Our current Research Ambassadors are Al Castro & Erika Olmos (Milwaukee) and Tyson Jackson (Dane County).
Please complete our Consult Request Form to explore opportunities to connect with the Research Ambassadors.
Memorandum of Understanding
A memorandum of understanding (MOU) can be extremely useful for advancing and formalizing community-academic partnerships, especially community-engaged research partnerships. Whether you have an established partnership or are just beginning one, it’s never too late to create a MOU! A MOU typically requires addressing several key aspects of operationalizing a partnership, including: leadership roles, project direction, payments, dissemination of partnership findings, and data collection, ownership, storage and use. Creating an MOU to reflect the mutual goals, responsibilities and benefits of and to each partner has many benefits.
A written document not only serves to clarify and record the expectations and terms associated with an agreement, it can be invaluable if there is turnover in partners, and/or disagreements arise during project implementation. Such a document can also be useful to orient new individuals who enter an established partnership.
Questions to consider when advancing a partnership
CCHE staff have assisted researchers and community members with developing MOUs. We would be happy to share our resources and expertise during a consultation! Your brainstorming on the queries below prior to visiting us will assist us with providing you a tailored consultation experience.
Questions to consider when advancing a partnership:
- Who is this agreement/memorandum between? Who are your partners?
- Are the roles and responsibilities of each partner clear? Is everyone comfortable with these?
- Who is the director of this project? Are there multiple leaders? If so, how do their responsibilities differ and/or overlap?
- What are the scope and goals of the project?

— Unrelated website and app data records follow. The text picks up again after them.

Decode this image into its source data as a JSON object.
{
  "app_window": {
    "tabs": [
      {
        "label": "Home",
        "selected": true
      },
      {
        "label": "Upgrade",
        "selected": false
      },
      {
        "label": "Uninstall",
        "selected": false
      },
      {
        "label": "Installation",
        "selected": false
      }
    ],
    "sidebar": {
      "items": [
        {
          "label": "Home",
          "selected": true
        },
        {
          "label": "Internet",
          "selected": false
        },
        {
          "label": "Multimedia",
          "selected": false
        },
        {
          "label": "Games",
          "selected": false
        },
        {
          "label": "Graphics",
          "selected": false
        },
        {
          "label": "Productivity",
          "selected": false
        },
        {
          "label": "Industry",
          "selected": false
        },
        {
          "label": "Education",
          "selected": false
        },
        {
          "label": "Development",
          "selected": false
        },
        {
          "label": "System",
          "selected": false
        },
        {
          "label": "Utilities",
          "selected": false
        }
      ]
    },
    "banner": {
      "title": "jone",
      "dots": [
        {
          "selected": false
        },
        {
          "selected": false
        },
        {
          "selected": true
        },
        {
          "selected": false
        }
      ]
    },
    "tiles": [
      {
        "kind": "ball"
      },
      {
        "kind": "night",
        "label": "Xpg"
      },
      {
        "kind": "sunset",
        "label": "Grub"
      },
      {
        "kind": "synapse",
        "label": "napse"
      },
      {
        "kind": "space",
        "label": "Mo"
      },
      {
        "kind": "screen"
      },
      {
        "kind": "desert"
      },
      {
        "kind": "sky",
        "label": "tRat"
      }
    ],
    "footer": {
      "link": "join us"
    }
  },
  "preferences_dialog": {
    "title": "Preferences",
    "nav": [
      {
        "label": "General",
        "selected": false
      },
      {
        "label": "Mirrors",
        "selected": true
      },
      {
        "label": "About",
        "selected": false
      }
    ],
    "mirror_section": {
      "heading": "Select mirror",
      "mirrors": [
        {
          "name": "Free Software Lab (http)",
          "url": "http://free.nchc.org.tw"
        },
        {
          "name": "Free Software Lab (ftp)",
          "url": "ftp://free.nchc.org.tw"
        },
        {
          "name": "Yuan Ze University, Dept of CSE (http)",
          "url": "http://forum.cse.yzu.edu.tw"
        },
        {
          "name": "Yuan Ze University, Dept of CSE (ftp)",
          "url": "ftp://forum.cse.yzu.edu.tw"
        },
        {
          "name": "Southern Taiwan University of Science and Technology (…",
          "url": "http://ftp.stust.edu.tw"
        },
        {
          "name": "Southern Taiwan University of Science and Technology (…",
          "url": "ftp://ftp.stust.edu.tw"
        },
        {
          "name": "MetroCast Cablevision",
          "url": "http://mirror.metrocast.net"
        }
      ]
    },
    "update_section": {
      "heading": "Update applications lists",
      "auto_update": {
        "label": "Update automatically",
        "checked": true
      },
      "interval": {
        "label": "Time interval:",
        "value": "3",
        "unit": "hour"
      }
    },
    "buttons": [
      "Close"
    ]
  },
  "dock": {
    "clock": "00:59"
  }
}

- What is the duration (start and end time) of the project?
- What type(s) of payment will occur?
- How/Will partners be reimbursed for expenses?
- What process will allow partners to submit invoices appropriately?
Dissemination of partnership findings, data collection, ownership, storage and use
- Are confidentiality agreements needed?
- Will either/both partner wish to disseminate/publish findings?
- How will project data be stored, and who will have access to use this data?